What is expected →
Would you copy each line of the data below that has "structured"?

-- Records for processing follows --

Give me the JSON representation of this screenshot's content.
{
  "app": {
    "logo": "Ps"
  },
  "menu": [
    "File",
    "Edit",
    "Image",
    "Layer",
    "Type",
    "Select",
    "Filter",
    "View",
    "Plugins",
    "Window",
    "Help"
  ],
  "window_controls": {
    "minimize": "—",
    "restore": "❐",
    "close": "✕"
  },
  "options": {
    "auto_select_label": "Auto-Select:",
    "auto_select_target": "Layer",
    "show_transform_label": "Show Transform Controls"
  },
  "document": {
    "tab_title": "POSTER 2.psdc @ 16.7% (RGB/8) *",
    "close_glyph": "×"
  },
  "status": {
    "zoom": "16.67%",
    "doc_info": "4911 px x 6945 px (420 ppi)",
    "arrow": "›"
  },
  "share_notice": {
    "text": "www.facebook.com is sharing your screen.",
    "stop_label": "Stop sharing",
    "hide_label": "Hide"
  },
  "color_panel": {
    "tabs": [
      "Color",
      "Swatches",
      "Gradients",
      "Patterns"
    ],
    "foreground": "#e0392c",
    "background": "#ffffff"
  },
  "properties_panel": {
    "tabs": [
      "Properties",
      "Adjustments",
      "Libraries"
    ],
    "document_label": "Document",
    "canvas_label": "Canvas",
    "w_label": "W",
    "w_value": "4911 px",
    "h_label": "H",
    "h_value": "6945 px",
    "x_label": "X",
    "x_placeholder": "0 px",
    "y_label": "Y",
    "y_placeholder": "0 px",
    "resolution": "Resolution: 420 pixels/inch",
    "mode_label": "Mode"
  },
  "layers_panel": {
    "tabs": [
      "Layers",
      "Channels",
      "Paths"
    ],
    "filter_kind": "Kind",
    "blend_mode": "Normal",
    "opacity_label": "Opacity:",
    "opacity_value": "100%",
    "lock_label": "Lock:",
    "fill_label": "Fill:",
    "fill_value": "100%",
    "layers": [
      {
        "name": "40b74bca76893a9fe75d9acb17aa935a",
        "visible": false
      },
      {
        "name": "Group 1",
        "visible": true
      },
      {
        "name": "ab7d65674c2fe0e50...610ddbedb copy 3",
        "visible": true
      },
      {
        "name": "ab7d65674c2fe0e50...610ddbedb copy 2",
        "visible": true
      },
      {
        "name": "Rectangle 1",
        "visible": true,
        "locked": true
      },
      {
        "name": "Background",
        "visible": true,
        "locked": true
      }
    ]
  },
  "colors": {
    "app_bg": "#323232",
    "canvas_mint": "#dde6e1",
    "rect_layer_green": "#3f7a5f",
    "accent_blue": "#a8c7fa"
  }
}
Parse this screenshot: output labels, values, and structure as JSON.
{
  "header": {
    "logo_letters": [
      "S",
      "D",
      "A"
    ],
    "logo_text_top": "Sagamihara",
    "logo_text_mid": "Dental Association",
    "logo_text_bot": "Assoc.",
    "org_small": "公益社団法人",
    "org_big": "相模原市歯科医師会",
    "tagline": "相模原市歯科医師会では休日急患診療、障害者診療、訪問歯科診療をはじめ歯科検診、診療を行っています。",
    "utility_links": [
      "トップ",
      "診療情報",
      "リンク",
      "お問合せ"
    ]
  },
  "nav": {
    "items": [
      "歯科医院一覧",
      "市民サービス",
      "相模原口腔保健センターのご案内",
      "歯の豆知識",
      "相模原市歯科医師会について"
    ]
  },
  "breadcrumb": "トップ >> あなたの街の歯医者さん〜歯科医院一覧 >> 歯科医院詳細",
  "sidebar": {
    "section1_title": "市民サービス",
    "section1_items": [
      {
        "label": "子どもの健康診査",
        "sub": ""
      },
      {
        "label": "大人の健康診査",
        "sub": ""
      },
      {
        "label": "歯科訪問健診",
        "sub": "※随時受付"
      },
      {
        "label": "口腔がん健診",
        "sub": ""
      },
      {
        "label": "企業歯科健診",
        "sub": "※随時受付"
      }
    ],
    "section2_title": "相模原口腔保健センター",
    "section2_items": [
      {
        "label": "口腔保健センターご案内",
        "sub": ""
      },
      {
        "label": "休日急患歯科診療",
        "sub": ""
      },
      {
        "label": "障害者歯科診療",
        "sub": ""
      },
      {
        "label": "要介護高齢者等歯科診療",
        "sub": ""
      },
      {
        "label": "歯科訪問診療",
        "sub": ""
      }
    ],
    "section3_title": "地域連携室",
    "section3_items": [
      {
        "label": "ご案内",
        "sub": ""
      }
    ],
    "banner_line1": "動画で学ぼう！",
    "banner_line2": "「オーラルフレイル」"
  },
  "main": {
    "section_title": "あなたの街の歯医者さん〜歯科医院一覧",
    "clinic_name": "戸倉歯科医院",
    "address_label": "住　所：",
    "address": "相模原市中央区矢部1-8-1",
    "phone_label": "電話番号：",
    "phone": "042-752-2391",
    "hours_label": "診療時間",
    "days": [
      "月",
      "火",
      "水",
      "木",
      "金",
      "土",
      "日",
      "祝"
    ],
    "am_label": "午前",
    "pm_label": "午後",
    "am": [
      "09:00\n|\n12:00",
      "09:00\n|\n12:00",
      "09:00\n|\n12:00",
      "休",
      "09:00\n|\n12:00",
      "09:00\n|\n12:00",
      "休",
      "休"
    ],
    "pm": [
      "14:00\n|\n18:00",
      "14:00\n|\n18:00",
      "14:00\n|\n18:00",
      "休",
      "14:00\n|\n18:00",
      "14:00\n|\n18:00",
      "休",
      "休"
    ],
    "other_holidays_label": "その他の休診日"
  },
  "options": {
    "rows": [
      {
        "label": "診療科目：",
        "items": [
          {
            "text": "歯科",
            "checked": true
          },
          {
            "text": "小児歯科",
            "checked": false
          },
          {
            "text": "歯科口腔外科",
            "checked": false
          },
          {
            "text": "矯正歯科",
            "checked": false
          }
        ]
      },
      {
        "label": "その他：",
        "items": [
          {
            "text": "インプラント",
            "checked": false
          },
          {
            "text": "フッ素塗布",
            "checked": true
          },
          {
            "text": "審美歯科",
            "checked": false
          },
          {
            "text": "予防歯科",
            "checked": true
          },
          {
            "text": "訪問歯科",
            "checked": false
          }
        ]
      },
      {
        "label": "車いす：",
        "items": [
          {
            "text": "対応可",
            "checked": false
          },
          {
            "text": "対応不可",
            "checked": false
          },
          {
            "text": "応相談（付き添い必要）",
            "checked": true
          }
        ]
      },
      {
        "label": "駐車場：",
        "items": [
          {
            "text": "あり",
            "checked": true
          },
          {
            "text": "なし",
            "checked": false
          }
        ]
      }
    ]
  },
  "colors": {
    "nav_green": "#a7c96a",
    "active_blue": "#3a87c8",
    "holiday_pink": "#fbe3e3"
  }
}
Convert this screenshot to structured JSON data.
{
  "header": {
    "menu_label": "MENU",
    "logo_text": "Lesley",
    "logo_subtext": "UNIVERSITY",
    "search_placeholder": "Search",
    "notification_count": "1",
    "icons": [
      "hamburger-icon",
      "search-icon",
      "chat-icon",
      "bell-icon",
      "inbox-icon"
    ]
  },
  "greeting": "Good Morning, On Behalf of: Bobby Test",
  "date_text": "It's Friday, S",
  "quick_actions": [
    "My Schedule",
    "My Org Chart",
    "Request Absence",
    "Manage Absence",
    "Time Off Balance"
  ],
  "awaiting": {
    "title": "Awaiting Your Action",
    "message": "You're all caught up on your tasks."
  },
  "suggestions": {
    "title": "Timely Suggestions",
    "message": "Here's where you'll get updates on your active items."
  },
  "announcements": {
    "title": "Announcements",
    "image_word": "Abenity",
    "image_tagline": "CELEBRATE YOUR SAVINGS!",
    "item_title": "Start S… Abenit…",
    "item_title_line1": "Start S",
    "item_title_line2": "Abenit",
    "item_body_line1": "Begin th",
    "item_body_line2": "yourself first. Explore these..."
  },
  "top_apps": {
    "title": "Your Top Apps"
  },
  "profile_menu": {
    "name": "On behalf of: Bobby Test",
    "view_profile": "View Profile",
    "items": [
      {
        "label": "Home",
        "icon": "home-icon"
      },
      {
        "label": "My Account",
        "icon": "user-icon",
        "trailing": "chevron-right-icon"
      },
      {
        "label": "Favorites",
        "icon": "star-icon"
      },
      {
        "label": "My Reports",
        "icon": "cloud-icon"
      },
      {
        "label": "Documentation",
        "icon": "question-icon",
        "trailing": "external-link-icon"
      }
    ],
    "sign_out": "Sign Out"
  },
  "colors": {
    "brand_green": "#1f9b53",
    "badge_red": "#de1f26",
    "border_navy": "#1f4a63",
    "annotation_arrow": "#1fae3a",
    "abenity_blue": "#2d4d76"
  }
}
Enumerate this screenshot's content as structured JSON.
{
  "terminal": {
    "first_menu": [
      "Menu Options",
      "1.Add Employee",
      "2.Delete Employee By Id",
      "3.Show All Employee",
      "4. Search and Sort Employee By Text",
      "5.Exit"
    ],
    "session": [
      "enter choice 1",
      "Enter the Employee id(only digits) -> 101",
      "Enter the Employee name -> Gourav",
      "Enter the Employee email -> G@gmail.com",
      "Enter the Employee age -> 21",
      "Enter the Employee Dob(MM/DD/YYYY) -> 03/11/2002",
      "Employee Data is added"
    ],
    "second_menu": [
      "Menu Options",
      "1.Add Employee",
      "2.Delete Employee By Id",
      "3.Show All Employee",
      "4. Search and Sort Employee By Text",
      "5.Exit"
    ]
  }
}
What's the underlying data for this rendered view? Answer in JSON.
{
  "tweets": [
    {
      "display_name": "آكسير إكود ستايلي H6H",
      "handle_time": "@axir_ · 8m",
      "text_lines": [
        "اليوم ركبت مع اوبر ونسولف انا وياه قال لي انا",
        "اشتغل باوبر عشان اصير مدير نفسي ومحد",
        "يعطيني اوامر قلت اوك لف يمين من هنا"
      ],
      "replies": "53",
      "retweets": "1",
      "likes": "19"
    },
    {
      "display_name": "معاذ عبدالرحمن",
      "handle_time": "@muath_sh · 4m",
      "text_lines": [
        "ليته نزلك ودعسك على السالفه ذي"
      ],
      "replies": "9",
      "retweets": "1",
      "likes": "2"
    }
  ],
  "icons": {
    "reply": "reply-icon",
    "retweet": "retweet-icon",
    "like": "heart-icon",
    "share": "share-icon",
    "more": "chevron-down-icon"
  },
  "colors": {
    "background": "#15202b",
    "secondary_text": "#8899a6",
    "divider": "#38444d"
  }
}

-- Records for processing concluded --

Answer to the exercise →
Convert this screenshot to structured JSON data.
Enumerate this screenshot's content as structured JSON.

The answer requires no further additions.